It's an effort to remind modern readers of Nazi crimes, as the number of Holocaust survivors dwindles and European far right groups are stirring up nationalist sentiment. The publication Wednesday could also revive efforts to return artworks stolen by the Nazis to Jewish families.
"Artworks should never be quarry," French Foreign Minister Laurent Fabius wrote in a preface to the new book. "They constitute a common good of humanity. This truth is timeless; the publication of this work is an occasion to remember it."
A portrait by Goya and a landscape by Sisley are among 1,376 works by Italian, Dutch, French and German masters that adorned Goering's home in Carinhall near Berlin.
It also includes Goering's carefully maintained ledger, with handwritten comments about the quality of the work and notes from Nazi officials about where they were taken and when. The ledger was among documents seized by French forces from Germany at the end of the war, according to the French Foreign Ministry.
With guidance from art historians, Goering gathered a museum-worthy collection spanning leading genres of western European art. He repeatedly visited occupied Paris, a prominent global art market, during the war.
At the end of the war, some of the works were found by American troops, and the French government worked to recover artworks pillaged from France.
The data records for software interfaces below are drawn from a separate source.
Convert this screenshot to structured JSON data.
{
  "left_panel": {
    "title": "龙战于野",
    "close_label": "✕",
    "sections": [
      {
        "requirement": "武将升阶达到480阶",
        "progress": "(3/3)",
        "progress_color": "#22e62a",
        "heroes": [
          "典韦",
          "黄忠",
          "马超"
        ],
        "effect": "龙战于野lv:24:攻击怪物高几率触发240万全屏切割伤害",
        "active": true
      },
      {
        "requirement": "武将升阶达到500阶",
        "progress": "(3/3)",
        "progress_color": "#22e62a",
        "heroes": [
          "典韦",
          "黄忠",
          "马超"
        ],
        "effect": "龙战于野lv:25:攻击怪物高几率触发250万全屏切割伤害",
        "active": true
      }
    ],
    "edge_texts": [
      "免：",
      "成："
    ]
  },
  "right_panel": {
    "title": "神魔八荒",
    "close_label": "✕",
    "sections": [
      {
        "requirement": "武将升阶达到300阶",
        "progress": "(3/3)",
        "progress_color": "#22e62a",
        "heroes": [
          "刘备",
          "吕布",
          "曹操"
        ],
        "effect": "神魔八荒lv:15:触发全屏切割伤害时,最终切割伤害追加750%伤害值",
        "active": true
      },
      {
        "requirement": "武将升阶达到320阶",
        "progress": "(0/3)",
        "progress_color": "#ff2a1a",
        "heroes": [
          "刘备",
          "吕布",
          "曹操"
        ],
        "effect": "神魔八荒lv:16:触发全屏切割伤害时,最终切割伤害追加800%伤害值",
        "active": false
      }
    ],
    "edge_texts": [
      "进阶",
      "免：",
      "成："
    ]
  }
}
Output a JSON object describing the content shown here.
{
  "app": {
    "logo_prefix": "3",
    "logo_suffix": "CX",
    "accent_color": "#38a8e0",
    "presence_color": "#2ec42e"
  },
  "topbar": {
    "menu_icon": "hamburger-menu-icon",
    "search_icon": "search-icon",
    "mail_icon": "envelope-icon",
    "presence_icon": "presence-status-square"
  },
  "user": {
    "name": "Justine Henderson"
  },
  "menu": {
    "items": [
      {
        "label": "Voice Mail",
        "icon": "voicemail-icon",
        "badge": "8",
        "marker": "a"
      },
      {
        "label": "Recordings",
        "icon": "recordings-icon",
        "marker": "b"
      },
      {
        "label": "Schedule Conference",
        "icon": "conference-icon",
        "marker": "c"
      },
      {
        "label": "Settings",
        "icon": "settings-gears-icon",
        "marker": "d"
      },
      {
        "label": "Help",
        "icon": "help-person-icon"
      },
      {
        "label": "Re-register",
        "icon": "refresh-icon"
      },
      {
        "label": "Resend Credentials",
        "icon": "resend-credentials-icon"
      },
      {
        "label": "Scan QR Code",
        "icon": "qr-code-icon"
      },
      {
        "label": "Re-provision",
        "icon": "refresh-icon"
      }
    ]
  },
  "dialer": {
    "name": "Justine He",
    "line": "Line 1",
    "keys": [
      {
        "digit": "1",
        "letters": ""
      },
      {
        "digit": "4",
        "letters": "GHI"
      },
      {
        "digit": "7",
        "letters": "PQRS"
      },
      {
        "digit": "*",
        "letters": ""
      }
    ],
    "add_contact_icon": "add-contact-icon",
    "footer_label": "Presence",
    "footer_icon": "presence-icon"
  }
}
Many works were restored to Jewish families, but others remain in government collections, their original owners never found.
Historian Jean-Marc Dreyfus, who compiled the catalog, is now resuscitating efforts to restore spoliated artworks to their owners.
Fabius described the collection as "an odious hunting trophy."